**Task input**
╔══

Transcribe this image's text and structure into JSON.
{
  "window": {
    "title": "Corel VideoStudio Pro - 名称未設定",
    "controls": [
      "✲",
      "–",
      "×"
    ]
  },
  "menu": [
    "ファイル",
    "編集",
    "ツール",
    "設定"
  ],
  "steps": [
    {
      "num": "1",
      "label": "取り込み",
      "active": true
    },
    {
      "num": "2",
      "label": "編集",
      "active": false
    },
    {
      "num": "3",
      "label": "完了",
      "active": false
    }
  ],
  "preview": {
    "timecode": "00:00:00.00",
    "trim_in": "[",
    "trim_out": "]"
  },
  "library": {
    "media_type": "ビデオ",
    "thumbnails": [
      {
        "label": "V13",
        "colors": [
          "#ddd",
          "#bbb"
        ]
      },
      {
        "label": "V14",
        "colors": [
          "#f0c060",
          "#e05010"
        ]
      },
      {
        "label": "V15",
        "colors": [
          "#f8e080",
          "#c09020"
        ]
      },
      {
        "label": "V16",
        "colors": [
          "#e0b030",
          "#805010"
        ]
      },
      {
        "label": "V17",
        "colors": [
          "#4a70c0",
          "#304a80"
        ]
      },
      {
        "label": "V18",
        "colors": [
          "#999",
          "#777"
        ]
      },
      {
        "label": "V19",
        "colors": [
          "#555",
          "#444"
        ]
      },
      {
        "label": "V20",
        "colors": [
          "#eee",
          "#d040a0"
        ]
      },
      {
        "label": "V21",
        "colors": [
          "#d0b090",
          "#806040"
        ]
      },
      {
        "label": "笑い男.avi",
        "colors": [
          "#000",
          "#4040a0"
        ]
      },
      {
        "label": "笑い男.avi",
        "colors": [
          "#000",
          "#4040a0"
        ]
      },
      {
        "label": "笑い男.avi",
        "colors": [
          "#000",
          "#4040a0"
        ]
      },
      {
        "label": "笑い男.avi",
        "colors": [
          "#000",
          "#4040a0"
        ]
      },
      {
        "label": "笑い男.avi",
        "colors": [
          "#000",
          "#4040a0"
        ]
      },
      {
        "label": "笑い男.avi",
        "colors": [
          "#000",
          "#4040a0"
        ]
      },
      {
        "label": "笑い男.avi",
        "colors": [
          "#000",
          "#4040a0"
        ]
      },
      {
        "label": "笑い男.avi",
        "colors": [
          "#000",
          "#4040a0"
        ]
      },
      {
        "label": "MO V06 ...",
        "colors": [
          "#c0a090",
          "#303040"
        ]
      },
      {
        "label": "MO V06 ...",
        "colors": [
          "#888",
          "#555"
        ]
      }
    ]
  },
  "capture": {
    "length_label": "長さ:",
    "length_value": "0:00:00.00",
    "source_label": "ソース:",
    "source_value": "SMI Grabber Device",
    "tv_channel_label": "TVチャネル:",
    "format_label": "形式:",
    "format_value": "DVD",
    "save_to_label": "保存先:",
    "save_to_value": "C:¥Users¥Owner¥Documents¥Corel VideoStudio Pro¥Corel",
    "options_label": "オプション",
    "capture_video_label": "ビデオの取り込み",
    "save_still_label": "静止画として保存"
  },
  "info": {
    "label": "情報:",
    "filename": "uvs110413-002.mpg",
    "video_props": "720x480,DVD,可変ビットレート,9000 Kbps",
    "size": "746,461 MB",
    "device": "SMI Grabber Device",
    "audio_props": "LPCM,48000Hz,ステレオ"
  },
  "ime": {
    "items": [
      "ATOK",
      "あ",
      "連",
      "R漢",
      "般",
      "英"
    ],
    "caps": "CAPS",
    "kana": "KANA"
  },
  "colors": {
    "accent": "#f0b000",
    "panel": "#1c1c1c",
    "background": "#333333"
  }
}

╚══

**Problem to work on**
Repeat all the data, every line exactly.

**Expected answer**
Transcribe this image's text and structure into JSON.
{
  "window": {
    "title": "Corel VideoStudio Pro - 名称未設定",
    "controls": [
      "✲",
      "–",
      "×"
    ]
  },
  "menu": [
    "ファイル",
    "編集",
    "ツール",
    "設定"
  ],
  "steps": [
    {
      "num": "1",
      "label": "取り込み",
      "active": true
    },
    {
      "num": "2",
      "label": "編集",
      "active": false
    },
    {
      "num": "3",
      "label": "完了",
      "active": false
    }
  ],
  "preview": {
    "timecode": "00:00:00.00",
    "trim_in": "[",
    "trim_out": "]"
  },
  "library": {
    "media_type": "ビデオ",
    "thumbnails": [
      {
        "label": "V13",
        "colors": [
          "#ddd",
          "#bbb"
        ]
      },
      {
        "label": "V14",
        "colors": [
          "#f0c060",
          "#e05010"
        ]
      },
      {
        "label": "V15",
        "colors": [
          "#f8e080",
          "#c09020"
        ]
      },
      {
        "label": "V16",
        "colors": [
          "#e0b030",
          "#805010"
        ]
      },
      {
        "label": "V17",
        "colors": [
          "#4a70c0",
          "#304a80"
        ]
      },
      {
        "label": "V18",
        "colors": [
          "#999",
          "#777"
        ]
      },
      {
        "label": "V19",
        "colors": [
          "#555",
          "#444"
        ]
      },
      {
        "label": "V20",
        "colors": [
          "#eee",
          "#d040a0"
        ]
      },
      {
        "label": "V21",
        "colors": [
          "#d0b090",
          "#806040"
        ]
      },
      {
        "label": "笑い男.avi",
        "colors": [
          "#000",
          "#4040a0"
        ]
      },
      {
        "label": "笑い男.avi",
        "colors": [
          "#000",
          "#4040a0"
        ]
      },
      {
        "label": "笑い男.avi",
        "colors": [
          "#000",
          "#4040a0"
        ]
      },
      {
        "label": "笑い男.avi",
        "colors": [
          "#000",
          "#4040a0"
        ]
      },
      {
        "label": "笑い男.avi",
        "colors": [
          "#000",
          "#4040a0"
        ]
      },
      {
        "label": "笑い男.avi",
        "colors": [
          "#000",
          "#4040a0"
        ]
      },
      {
        "label": "笑い男.avi",
        "colors": [
          "#000",
          "#4040a0"
        ]
      },
      {
        "label": "笑い男.avi",
        "colors": [
          "#000",
          "#4040a0"
        ]
      },
      {
        "label": "MO V06 ...",
        "colors": [
          "#c0a090",
          "#303040"
        ]
      },
      {
        "label": "MO V06 ...",
        "colors": [
          "#888",
          "#555"
        ]
      }
    ]
  },
  "capture": {
    "length_label": "長さ:",
    "length_value": "0:00:00.00",
    "source_label": "ソース:",
    "source_value": "SMI Grabber Device",
    "tv_channel_label": "TVチャネル:",
    "format_label": "形式:",
    "format_value": "DVD",
    "save_to_label": "保存先:",
    "save_to_value": "C:¥Users¥Owner¥Documents¥Corel VideoStudio Pro¥Corel",
    "options_label": "オプション",
    "capture_video_label": "ビデオの取り込み",
    "save_still_label": "静止画として保存"
  },
  "info": {
    "label": "情報:",
    "filename": "uvs110413-002.mpg",
    "video_props": "720x480,DVD,可変ビットレート,9000 Kbps",
    "size": "746,461 MB",
    "device": "SMI Grabber Device",
    "audio_props": "LPCM,48000Hz,ステレオ"
  },
  "ime": {
    "items": [
      "ATOK",
      "あ",
      "連",
      "R漢",
      "般",
      "英"
    ],
    "caps": "CAPS",
    "kana": "KANA"
  },
  "colors": {
    "accent": "#f0b000",
    "panel": "#1c1c1c",
    "background": "#333333"
  }
}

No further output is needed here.